Immediate management

  • Resuscitation and supportive care: including management of hypotension, coma, respiratory failure and seizures.

  • Casualties should be moved to hospital as rapidly as possible.

  • Eye exposure:

    • Remove contact lenses.

    • Irrigate the eyes immediately with lukewarm water or sodium chloride solution.

    • Apply local anaesthetic for eye pain.

  • Skin exposure:

    • Remove contaminated clothing to reduce further absorption.

  • Inhalation:

    • Remove the casualty from further exposure.

    • Establish and maintain a clear airway. Oxygen may be required.

  • Decontamination and prevention of secondary casualties:

    • Healthcare workers should wear adequate protection when dealing with contaminated casualties as secondary contamination may occur.4

    • Maximise ventilation.

    • Ideally breathing apparatus should be used in contaminated areas.

    • Contaminated clothing should be carefully sealed in labelled bags in order to prevent further contamination.

    • Wash skin with soap and water.

Further management

  • Establish intravenous access.

  • Atropine: 1.2 mg intravenous bolus, repeated and doubled every 2-3 minutes until excessive bronchial secretion ceases and miosis resolves (up to 100 mg of atropine may be required).

  • Pralidoxime as iodide, chloride or mesylate:

    • Continued for at least 24 hours or longer until asymptomatic (no weakness) and no reduction in serial red cell cholinesterase activity assays.

    • Adverse reactions are usually minor and nonspecific but rapid administration can cause tachycardia, laryngospasm, muscle rigidity, hypertension and transient neuromuscular blockade.

    • Moderately or severely poisoned patients should be given pralidoxime 30 mg/kg body weight (2 g in an adult) intravenously over four minutes to reactivate phosphonylated enzyme.

  • Intravenous diazepam: useful in controlling apprehension, agitation, fasciculation and convulsions.

  • Observation should be continued for a minimum of 12 hours.

  • Follow-up for intermediate or delayed syndromes may be required.


  • Post-traumatic stress disorder.5 Survivors of large-dose exposures may develop insomnia, irritability, difficulty concentrating and depression.2

  • Persistent neurological abnormalities, including EEG abnormalities, may occur in severely exposed patients.67


  • If exposure is substantial, death may occur from respiratory failure within minutes.

  • Mild or moderately exposed individuals usually recover completely.

Further reading and references

  1. Okudera H, Morita H, Iwashita T, et al; Unexpected nerve gas exposure in the city of Matsumoto: report of rescue activity in the first sarin gas terrorism.

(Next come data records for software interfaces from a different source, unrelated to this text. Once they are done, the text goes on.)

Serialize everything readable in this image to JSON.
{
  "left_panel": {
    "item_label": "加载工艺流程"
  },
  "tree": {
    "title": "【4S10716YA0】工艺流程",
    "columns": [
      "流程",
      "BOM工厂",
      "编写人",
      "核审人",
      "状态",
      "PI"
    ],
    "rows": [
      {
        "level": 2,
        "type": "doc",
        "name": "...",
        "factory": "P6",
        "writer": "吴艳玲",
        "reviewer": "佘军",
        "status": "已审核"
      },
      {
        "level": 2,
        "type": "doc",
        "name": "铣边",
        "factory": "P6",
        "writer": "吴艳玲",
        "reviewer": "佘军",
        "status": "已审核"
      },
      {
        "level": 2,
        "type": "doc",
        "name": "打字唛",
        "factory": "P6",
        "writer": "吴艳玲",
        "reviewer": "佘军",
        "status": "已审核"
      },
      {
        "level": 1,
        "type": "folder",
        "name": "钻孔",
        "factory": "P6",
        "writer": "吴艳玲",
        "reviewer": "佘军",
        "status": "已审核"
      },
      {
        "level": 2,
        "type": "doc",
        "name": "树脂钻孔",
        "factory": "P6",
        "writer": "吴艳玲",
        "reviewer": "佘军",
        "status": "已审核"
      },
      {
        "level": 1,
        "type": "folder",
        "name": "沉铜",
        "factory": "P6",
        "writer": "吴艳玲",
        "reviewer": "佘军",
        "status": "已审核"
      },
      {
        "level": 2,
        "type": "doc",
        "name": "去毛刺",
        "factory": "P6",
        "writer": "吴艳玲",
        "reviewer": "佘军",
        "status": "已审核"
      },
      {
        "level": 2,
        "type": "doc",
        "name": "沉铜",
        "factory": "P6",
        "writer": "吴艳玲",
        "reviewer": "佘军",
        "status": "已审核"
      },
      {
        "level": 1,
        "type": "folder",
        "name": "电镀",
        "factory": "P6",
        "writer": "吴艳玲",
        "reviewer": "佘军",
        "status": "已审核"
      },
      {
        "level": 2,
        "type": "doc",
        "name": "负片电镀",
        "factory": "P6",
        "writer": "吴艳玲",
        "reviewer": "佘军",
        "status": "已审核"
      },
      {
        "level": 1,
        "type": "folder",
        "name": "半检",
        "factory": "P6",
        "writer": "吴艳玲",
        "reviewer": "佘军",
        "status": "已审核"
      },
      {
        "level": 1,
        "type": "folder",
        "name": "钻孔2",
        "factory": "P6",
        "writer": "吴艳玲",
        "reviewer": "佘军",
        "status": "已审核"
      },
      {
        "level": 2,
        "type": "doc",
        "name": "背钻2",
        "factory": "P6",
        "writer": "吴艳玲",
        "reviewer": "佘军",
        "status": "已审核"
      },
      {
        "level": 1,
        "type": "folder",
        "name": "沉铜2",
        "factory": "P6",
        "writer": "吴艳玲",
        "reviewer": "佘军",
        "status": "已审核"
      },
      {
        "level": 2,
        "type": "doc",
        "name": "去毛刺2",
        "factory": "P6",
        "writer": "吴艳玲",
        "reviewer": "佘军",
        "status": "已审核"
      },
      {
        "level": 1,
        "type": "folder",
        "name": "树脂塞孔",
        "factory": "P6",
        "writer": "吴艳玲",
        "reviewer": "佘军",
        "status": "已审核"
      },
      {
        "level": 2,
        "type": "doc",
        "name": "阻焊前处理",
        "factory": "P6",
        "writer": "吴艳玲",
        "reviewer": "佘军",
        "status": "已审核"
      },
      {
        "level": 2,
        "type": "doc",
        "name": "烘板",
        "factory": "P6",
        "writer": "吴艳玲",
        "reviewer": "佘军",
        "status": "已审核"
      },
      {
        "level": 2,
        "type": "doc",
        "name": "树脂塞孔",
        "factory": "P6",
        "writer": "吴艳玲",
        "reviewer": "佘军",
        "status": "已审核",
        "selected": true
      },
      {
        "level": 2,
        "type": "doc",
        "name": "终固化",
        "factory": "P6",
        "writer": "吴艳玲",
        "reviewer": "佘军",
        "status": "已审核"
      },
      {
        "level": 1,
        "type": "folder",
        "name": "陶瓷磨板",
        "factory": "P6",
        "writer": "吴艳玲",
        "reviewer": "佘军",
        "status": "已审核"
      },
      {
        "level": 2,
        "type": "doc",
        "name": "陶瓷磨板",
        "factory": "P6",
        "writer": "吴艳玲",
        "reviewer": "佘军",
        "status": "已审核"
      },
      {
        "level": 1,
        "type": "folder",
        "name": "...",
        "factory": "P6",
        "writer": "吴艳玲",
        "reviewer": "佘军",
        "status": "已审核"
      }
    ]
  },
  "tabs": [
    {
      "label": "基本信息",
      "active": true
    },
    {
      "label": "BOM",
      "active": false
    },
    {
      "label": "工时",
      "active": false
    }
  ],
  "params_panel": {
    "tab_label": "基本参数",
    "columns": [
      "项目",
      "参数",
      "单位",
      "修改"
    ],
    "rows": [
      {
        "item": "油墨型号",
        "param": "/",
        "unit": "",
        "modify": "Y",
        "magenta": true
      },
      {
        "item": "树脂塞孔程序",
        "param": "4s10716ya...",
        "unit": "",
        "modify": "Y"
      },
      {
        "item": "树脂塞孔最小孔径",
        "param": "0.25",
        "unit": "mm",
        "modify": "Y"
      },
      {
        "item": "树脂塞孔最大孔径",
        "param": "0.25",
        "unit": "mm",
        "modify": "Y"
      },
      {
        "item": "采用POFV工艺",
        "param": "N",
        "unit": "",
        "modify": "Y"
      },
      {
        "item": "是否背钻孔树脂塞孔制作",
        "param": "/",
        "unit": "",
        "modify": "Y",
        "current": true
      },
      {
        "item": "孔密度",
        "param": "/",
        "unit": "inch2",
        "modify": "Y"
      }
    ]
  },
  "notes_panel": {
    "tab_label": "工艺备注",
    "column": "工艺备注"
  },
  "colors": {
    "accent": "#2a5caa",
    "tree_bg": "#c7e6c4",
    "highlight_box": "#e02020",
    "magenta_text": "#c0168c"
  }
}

Am J Emerg Med. 1997 Sep;15(5):527-8.
  3. Nozaki H, Hori S, Shinozawa Y, et al; Relationship between pupil size and acetylcholinesterase activity in patients exposed to sarin vapor. Intensive Care Med. 1997 Sep;23(9):1005-7.
  4. Nozaki H, Hori S, Shinozawa Y, et al; Secondary exposure of medical staff to sarin vapor in the emergency room. Intensive Care Med. 1995 Dec;21(12):1032-5.
  5. Ohtani T, Iwanami A, Kasai K, et al; Post-traumatic stress disorder symptoms in victims of Tokyo subway attack: a 5-year follow-up study. Psychiatry Clin Neurosci. 2004 Dec;58(6):624-9.
  6. Murata K, Araki S, Yokoyama K, et al; Asymptomatic sequelae to acute sarin poisoning in the central and autonomic nervous system 6 months after the Tokyo subway attack. J Neurol. 1997 Oct;244(10):601-6.
  7. Sekijima Y, Morita H, Yanagisawa N; Follow-up of sarin poisoning in Matsumoto. Ann Intern Med. 1997 Dec 1;127(11):1042.

Article history

The information on this page is written and peer reviewed by qualified clinicians.

symptom checker

Feeling unwell?

Assess your symptoms online for free